== Task directions ==
Search the records that follow and extract every line containing the string "JSON".

== Data supplied ==
────
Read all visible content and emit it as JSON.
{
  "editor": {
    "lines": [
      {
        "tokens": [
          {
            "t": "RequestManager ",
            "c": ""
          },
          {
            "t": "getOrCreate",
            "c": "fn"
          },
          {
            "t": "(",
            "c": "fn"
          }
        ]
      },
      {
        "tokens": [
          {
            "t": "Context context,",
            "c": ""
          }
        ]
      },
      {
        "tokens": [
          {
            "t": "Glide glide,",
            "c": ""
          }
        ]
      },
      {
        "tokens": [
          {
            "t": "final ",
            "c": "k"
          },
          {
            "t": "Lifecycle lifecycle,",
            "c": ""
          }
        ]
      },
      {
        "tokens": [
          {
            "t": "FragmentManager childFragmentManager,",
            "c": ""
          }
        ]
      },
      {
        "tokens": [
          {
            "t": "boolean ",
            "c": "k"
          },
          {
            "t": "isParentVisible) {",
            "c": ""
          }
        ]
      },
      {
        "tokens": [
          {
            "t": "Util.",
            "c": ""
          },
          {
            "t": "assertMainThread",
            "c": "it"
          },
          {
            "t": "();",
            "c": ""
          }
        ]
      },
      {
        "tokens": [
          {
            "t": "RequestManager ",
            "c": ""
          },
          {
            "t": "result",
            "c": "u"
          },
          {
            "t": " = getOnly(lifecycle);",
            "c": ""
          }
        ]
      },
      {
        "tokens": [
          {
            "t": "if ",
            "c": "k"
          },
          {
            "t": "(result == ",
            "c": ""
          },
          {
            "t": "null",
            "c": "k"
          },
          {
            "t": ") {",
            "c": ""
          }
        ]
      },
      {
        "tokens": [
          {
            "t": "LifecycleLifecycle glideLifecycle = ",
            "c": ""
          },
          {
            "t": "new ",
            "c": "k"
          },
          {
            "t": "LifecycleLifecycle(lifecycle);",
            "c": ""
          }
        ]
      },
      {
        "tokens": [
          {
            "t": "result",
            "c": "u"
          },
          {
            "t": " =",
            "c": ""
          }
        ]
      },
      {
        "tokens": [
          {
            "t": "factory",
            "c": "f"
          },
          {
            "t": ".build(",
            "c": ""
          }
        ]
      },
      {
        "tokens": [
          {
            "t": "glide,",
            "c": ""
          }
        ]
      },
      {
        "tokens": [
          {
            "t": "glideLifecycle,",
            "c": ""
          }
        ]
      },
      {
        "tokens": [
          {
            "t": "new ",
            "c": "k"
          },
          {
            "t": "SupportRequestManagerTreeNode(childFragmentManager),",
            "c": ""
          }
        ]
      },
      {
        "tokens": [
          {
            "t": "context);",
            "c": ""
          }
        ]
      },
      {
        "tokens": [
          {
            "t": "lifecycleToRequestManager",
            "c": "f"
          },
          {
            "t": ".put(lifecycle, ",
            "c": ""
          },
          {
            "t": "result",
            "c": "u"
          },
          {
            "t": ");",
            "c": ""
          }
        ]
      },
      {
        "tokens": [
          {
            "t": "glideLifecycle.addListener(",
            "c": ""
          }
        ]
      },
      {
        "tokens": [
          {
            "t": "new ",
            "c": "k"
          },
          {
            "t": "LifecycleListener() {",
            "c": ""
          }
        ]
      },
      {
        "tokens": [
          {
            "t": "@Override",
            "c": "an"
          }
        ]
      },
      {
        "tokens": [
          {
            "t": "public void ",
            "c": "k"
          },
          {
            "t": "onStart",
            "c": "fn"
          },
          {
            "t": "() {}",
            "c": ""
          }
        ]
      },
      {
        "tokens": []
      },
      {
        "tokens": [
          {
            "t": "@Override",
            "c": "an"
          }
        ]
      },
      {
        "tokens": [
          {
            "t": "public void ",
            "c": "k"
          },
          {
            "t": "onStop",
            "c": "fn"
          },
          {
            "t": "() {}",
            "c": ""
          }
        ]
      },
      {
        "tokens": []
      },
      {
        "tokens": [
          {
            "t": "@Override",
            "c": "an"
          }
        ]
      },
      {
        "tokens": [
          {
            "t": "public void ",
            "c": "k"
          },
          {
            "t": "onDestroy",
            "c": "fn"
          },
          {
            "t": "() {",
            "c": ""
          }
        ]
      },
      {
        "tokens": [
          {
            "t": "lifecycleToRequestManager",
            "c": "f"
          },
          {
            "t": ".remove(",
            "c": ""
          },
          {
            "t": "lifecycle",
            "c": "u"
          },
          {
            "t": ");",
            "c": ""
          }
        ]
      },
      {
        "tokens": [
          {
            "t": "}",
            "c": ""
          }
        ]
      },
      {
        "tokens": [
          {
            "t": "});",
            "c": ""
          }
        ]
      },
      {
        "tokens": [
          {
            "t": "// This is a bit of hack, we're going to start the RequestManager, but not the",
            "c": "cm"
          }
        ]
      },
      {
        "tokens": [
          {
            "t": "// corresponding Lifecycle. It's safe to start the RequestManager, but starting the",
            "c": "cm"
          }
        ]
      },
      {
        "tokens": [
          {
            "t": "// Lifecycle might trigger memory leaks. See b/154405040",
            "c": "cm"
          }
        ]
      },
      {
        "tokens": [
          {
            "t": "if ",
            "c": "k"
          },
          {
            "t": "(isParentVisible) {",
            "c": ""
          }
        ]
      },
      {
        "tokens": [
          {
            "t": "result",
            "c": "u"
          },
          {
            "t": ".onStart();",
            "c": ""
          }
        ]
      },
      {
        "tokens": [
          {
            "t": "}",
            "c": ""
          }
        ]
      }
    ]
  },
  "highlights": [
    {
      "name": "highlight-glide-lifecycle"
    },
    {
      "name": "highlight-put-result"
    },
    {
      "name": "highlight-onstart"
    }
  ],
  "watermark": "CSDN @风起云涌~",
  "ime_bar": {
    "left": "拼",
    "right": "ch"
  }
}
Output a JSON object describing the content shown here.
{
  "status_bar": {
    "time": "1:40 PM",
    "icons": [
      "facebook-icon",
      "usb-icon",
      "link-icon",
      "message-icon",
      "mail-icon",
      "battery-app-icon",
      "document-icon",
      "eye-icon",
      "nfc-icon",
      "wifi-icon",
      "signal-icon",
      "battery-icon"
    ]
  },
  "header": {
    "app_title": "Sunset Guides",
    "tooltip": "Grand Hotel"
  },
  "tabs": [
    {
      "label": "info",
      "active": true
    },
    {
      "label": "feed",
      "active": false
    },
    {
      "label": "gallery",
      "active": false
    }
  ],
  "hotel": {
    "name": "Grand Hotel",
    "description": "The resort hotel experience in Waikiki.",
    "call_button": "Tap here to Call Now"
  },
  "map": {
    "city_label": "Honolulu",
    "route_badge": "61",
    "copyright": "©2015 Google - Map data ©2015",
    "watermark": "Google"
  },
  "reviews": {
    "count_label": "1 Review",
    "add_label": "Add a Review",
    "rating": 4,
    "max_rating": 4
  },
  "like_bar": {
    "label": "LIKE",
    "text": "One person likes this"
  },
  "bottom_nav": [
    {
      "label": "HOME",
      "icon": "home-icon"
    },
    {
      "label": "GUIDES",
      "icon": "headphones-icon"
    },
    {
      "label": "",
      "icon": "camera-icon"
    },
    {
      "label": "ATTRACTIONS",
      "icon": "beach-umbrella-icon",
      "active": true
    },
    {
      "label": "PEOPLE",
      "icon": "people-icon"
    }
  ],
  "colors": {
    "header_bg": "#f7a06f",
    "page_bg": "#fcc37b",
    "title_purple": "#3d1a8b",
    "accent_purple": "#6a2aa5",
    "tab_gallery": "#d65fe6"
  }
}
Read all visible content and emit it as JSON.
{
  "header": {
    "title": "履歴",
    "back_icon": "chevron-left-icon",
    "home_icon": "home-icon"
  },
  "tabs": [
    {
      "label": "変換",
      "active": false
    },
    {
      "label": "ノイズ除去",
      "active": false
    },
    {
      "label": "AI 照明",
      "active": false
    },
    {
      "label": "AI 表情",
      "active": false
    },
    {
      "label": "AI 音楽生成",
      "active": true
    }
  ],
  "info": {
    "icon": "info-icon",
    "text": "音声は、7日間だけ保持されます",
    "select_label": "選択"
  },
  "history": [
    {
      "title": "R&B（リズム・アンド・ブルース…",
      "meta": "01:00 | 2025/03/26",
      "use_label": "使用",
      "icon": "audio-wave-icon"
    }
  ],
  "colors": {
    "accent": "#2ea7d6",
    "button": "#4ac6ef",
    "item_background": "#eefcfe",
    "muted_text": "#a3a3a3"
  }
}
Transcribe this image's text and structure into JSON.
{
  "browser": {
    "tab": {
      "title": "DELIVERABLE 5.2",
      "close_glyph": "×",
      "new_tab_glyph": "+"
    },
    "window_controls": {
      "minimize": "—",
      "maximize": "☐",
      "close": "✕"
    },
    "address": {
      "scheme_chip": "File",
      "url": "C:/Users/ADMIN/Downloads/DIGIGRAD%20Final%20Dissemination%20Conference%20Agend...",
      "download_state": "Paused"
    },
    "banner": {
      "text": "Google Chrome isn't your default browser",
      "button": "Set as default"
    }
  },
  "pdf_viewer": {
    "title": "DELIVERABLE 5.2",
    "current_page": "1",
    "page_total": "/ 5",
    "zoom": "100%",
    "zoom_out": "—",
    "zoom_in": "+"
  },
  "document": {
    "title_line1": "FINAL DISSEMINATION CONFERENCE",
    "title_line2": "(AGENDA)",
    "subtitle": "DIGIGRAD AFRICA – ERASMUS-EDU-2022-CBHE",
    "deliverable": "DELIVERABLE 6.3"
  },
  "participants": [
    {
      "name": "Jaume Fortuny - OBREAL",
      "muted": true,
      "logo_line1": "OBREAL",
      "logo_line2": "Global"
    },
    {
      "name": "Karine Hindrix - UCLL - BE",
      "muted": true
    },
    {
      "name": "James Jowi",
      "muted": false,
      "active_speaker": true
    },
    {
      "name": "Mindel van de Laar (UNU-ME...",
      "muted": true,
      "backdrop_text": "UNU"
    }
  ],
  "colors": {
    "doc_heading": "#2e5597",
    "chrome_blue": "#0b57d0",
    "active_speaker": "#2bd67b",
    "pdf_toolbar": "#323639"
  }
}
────
== Written answer ==
Read all visible content and emit it as JSON.
Output a JSON object describing the content shown here.
Read all visible content and emit it as JSON.
Transcribe this image's text and structure into JSON.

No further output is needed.